"Portraiture continues to be popular to the extent that we see aspects of ourselves, or our foibles, presented by artists drawn to these subjects they wish us to know."
“The intent of portraiture is to provide insight into one or more aspects of the subject. The artists wish to acknowledge the significance of their subject choice for any number of reasons whether they are political, historical, emotional, symbolic, or purely descriptive,” explains owner and director Sam Davidson. "Portraiture continues to be popular to the extent that we see aspects of ourselves, or our foibles, presented by artists drawn to these subjects they wish us to know."
Gaining insight into our self and others is a timeless human fascination that has made portraiture an enduring practice; however, limitations on resources to produce portraits has meant that historically, portraiture was accessible mainly to the privileged.

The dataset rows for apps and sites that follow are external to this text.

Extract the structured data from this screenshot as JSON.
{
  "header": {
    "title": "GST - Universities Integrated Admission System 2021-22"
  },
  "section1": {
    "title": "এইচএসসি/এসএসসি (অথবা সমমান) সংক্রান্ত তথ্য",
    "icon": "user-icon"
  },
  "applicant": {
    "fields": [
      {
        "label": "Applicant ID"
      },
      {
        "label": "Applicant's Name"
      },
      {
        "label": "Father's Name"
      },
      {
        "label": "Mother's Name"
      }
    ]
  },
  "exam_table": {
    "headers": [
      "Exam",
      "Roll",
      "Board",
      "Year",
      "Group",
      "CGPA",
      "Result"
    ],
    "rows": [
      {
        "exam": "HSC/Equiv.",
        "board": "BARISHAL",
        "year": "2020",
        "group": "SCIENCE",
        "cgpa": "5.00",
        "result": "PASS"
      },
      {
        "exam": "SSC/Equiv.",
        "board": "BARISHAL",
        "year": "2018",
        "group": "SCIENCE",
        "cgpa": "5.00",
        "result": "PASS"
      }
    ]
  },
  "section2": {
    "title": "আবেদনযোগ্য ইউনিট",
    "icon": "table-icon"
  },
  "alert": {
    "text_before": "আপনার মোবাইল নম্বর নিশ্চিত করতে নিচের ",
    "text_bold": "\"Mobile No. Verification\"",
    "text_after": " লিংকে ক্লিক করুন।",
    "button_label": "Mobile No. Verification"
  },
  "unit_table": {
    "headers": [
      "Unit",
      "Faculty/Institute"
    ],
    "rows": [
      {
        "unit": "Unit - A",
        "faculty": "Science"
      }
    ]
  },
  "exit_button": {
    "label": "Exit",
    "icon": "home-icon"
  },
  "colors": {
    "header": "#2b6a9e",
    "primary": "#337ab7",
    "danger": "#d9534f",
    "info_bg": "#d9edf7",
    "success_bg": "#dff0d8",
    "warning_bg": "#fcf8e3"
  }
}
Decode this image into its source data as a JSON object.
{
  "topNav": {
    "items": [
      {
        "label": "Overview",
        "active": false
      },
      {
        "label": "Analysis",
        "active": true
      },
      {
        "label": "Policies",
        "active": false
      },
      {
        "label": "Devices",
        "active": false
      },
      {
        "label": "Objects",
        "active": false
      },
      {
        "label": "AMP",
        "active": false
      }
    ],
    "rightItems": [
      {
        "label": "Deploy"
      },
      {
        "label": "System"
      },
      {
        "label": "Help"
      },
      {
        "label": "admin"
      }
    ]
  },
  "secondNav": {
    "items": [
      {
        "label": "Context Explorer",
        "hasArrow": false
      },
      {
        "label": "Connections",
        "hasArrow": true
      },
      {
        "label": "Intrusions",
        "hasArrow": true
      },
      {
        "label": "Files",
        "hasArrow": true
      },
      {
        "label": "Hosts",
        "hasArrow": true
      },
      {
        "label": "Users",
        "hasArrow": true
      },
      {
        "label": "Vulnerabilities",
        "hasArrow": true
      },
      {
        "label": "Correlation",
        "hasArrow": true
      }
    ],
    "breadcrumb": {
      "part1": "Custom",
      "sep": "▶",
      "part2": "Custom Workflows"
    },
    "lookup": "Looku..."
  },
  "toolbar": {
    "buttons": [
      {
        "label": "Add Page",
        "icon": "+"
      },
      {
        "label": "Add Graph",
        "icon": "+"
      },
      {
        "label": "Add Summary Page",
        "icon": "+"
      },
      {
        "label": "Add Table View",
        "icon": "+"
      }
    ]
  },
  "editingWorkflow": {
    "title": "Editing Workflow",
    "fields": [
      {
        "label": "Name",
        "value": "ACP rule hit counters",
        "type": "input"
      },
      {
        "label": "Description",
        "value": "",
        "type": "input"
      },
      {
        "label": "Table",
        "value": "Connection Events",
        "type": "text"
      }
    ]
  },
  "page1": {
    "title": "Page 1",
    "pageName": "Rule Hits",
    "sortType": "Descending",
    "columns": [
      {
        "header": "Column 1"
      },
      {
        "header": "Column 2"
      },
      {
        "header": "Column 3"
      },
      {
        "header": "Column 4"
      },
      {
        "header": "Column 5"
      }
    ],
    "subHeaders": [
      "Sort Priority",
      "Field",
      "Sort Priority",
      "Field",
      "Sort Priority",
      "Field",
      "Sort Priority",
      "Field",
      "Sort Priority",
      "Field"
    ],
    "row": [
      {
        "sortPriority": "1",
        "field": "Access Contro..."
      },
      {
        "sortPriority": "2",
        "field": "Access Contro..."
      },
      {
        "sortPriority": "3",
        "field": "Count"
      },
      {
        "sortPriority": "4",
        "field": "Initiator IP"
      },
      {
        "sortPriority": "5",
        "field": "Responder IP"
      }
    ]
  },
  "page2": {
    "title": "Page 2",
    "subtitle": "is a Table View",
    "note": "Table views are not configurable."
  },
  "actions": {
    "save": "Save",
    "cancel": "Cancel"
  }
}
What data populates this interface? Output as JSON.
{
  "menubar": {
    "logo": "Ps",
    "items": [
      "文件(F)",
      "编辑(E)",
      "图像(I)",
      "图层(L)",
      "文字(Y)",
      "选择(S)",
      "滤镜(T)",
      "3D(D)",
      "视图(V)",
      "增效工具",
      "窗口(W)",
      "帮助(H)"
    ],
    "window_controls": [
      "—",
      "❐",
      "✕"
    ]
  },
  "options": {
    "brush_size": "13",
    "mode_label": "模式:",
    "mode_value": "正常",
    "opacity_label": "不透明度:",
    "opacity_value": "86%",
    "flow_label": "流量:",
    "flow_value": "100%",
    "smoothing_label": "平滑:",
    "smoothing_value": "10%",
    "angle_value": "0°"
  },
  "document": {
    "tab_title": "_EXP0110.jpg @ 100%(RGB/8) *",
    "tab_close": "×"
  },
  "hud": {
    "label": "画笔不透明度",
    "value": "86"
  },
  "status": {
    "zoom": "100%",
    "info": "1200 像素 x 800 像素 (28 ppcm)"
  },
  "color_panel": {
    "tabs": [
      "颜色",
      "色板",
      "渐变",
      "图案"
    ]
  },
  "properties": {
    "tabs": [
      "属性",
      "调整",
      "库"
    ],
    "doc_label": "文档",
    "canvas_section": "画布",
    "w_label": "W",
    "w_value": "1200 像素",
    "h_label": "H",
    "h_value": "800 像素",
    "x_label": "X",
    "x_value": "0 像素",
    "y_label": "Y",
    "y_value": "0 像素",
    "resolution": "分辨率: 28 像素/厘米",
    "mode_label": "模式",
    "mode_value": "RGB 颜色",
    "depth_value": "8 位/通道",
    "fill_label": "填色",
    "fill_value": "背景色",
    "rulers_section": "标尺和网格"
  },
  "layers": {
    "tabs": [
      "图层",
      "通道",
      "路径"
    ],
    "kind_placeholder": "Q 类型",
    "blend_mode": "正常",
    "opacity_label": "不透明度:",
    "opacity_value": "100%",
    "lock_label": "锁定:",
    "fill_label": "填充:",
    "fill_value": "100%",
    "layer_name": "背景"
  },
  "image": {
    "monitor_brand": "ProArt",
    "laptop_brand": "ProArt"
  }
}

Fortunately this has begun to change over time.
According to collections manager Paige McCray, “If a portrait is in fact meant for posterity, then it is an idea of whose memory, history, and life deserves to be preserved. Portraits were formerly a luxury for those who could afford to commission them. But they have transformed to include people of all backgrounds, giving value to those whom history has overlooked (such as Christie Tirado's Dolores Del Rio), and those who have made their own history. This is one of the most exciting aspects of the exhibition, in my opinion.”
Just as portraits have evolved to be more inclusive of human subjects, they have also more prominently featured animal subjects. Formerly included as background details in a human’s portrait, animals have now become the primary focus of their own portraits - their likeness and expressions worthy of documenting in their own right. Our interest in animal subjects, as Paige points out, is based in our tendency to empathize with animals; “There is something to their expressions that reminds us of ourselves, and yet remains distinct (demonstrated in Kirsten Flaherty's Pit Bull II).”
In the process of capturing the subject’s essence, “Contemporary artists don't limit themselves to a literal description of the eyes, mouth, etc. but prefer to employ various contextual details. Sometimes hiding parts of the face reveals more than including it all. And sometimes a portrait doesn’t need any facial features to represent a person (for example, Tomiyuki Sakuta's Bjorn & Kiki).”
Both contemporary and antique artists have more than likely been drawn to self-portraiture at some point, for several reasons. One is that for an artist or student seeking to practice human likeness, their own face is a readily available (and free) model. Even more compelling is the fascination with the self; in the same way that portraits aim to reveal insight into a subject, the artist may also seek to gain insight into themselves.